AbstractThe aim of this study was to characterise the function of the Ham1-like protein encoded by cassava brown streak virus (CBSV) and ugandan cassava brown streak virus (UCBSV), which cause CBSD. It has been proposed that this protein functions as a nucleotide triphosphate pyrophosphatase, due to its homology to cellular Inosine triphosphate pyrophosphatase (ITPase) proteins. It might therefore act to reduce the viral mutation rate during infection to preserve viral stability, which would be an unusual role for an RNA virus protein. To test this hypothesis, recombinant Ham1 proteins of CBSV and UCBSV were over-expressed in E. coli and purified by nickel-affinity chromatography, and their ITPase activity tested in a pyrophosphatase assay against a range of nucleotide substrates. It was demonstrated that both viral Ham1 proteins were active and preferred the mutagen-causing noncanonical nucleotides deoxy inosine triphosphate and xanthosine triphosphate. Therefore, Ham1 may act as ITPase proteins to protect the viral genome from mutation during infection.
To help understand why viruses benefit from encoding a Ham1-like protein, the role of host plant ITPase proteins was studied. To assess whether viruses require the presence of an ITPase protein for stable infections, the viral titres of the RNA virus cucumber mosaic virus (CMV) were studied in mutant Arabidopsis with abolished ITPase proteins. Systemic leaf CMV titres were found to be much lower in mutant plants versus WT Arabidopsis, suggesting ITPase proteins are somehow involved in virus stability and infectivity. However, the expression of WT Arabidopsis ITPase was found to not change in response to CMV infection. This provides the first proof that CBSV and UCBSV are indeed functional ITPase proteins, and that ITPase activity is important during viral propagation in plantae.

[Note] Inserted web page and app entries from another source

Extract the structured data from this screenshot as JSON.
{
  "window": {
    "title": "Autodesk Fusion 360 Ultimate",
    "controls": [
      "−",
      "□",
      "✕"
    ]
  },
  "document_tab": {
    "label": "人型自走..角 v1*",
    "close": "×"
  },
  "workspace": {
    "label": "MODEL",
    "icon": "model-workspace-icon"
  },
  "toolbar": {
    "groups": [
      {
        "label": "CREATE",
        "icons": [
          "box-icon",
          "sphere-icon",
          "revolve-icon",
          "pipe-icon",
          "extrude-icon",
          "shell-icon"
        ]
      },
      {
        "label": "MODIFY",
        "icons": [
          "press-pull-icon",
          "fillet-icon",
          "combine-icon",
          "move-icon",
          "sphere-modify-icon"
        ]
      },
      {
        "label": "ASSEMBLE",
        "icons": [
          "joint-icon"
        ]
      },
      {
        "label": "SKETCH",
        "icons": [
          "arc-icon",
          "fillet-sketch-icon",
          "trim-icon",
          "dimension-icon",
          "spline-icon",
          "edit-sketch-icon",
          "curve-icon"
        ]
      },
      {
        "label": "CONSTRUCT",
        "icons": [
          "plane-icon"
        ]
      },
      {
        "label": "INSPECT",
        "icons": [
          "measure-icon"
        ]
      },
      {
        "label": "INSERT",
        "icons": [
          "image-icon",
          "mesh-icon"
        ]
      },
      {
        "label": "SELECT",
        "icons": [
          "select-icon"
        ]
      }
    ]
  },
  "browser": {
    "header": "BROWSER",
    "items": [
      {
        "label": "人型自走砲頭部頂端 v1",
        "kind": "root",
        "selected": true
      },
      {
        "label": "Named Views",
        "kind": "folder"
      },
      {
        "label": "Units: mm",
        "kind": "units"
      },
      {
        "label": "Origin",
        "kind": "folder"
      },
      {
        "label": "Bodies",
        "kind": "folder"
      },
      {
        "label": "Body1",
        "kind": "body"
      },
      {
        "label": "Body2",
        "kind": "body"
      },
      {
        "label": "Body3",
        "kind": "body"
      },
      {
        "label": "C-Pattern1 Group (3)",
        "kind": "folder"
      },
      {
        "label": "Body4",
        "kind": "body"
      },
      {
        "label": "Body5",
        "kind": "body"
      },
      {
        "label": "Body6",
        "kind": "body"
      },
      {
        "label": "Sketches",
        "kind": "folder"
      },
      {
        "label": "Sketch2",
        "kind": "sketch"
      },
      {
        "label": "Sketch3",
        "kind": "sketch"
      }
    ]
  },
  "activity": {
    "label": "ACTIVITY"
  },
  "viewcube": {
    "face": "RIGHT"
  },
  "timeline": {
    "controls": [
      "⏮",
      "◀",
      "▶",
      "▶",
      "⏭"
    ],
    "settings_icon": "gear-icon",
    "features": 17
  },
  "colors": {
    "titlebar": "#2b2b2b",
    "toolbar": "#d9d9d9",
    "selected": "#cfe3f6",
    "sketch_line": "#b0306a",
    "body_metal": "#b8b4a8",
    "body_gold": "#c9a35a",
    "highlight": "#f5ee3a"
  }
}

|Date of Award||23 Jan 2019|
|Supervisor||Andy M Bailey (Supervisor) & Gary D Foster (Supervisor)|